European equities were mixed, with the Energy sector slipping after a recent jump, and Industrials seeing pressure, while Financials and Information Technology issues moved to the upside. The markets continued to grapple with increased expectations of tighter global monetary policies and the uncertainty regarding the ultimate impact of the rapidly-spreading omicron variant. Schwab's Chief Global Investment Strategist Jeffrey Kleintop, CFA, discusses in his article, Omicron: Will the Virus Wave Pattern Repeat?, how we shouldn't necessarily expect this wave to unfold the same as the others. Jeff adds that the rest of the month may hold policymaker responses to what we don't yet know about omicron's effects, resulting in continued volatility.

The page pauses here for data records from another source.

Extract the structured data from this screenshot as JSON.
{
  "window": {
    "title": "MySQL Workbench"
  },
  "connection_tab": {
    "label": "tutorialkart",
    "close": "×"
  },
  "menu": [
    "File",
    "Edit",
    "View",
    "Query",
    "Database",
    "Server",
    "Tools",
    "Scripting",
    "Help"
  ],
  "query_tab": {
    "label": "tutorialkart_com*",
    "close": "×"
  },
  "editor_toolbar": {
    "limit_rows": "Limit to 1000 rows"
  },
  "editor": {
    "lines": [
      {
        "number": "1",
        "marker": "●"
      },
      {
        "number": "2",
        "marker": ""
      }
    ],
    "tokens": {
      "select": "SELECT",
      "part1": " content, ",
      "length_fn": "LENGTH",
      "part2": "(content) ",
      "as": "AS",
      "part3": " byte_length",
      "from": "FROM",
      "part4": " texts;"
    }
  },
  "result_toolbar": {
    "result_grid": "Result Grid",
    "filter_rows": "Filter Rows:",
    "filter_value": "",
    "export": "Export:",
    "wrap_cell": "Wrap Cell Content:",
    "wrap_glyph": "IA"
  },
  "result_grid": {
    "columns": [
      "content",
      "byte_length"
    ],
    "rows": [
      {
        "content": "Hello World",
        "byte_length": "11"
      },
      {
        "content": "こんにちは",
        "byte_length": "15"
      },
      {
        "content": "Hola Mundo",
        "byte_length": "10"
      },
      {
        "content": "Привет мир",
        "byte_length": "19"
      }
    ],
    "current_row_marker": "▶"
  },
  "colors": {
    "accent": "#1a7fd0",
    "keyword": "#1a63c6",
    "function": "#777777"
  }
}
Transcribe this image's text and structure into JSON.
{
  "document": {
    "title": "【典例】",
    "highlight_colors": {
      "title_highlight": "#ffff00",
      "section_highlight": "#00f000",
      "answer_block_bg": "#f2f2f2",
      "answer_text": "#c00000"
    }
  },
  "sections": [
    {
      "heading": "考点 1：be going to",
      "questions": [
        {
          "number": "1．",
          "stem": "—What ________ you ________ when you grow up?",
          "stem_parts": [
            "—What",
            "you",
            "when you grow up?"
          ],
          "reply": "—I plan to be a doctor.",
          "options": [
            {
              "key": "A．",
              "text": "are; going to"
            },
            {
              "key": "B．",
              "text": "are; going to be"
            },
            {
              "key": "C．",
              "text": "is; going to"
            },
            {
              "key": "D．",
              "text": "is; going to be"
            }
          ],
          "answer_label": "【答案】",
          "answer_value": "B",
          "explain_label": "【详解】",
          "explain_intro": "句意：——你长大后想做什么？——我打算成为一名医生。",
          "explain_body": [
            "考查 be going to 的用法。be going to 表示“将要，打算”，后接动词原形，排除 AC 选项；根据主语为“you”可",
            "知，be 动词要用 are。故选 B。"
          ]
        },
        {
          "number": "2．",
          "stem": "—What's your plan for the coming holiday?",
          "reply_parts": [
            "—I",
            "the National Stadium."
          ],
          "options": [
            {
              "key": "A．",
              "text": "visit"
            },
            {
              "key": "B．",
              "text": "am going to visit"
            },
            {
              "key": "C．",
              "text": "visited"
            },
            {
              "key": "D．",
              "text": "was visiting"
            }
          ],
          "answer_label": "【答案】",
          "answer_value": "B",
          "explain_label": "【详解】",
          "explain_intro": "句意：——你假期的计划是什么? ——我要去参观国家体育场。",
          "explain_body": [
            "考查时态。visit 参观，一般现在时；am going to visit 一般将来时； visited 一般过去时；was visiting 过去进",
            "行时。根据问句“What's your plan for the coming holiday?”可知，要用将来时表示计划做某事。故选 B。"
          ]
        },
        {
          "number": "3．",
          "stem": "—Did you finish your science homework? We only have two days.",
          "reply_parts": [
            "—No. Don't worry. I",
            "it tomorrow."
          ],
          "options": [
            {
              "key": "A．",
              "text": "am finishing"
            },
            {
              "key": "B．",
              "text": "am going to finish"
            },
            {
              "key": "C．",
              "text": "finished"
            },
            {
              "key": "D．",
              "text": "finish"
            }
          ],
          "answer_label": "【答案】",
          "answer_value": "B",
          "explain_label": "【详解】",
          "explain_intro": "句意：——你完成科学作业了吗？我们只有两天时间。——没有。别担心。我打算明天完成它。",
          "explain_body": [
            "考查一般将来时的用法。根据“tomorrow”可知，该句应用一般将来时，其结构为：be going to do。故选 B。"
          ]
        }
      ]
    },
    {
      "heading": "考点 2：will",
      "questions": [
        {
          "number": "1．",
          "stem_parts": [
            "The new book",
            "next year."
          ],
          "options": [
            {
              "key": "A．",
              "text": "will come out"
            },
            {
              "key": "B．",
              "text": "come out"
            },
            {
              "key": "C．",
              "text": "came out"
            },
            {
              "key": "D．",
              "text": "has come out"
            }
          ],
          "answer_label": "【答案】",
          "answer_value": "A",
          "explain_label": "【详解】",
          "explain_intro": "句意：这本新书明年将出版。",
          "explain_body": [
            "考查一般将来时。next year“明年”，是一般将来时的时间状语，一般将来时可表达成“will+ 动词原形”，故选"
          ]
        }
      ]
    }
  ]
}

He also notes that this may be tempered by a potential delay in monetary policy tightening and a backdrop of strong global economic growth. In economic news, Italian industrial production rose much more than expected for November. The euro and British pound were slightly higher versus the U.S. dollar, which has extended a recent drop, and bond yields in the Eurozone and the U.K. saw downside pressure.
The U.K. FTSE 100 Index and Germany's DAX Index rose 0.1%, France's CAC-40 Index decreased 0.5%, and Switzerland's Swiss Market Index traded 0.4% lower, while Italy's FTSE MIB Index and Spain's IBEX 35 Index were 0.5% higher.
Stocks in Asia finished mixed, following yesterday's broad gains as the markets continued to contend with hotter-than-expected inflation in the U.S., along with the rapidly-spreading omicron variant which has bolstered the prospect of tighter global monetary policies. Schwab's Jeffrey Kleintop in his latest article, Top Global Risks of 2022, touches on how future COVID waves may not resemble those of 2021, while also offering four additional risks, in no particular order: shortages turn into gluts, rate hikes slower than expected, China goes from cracking down to propping up, and geopolitical surprises. Whether or not these risks come to pass remains to be seen, Jeff adds, but a new year almost always brings new surprises. In economic news, Japan's machine tool orders slowed in December but remained strong, while India's exports accelerated for last month.
Japan's Nikkei 225 Index fell 1.0%, trimming yesterday's rally with the yen gaining solid ground versus the U.S. dollar. Elsewhere, China's Shanghai Composite Index dropped 1.2%, the Hong Kong Hang Seng Index nudged 0.1% to the upside, South Korea's Kospi Index declined 0.4%, Australia's S&P/ASX 200 Index advanced 0.5%, and India's S&P BSE Sensex 30 Index ticked 0.1% higher.
Tomorrow's international economic calendar will hold trade figures for China, industrial production and November GDP from the U.K., as well as CPI from France and Spain.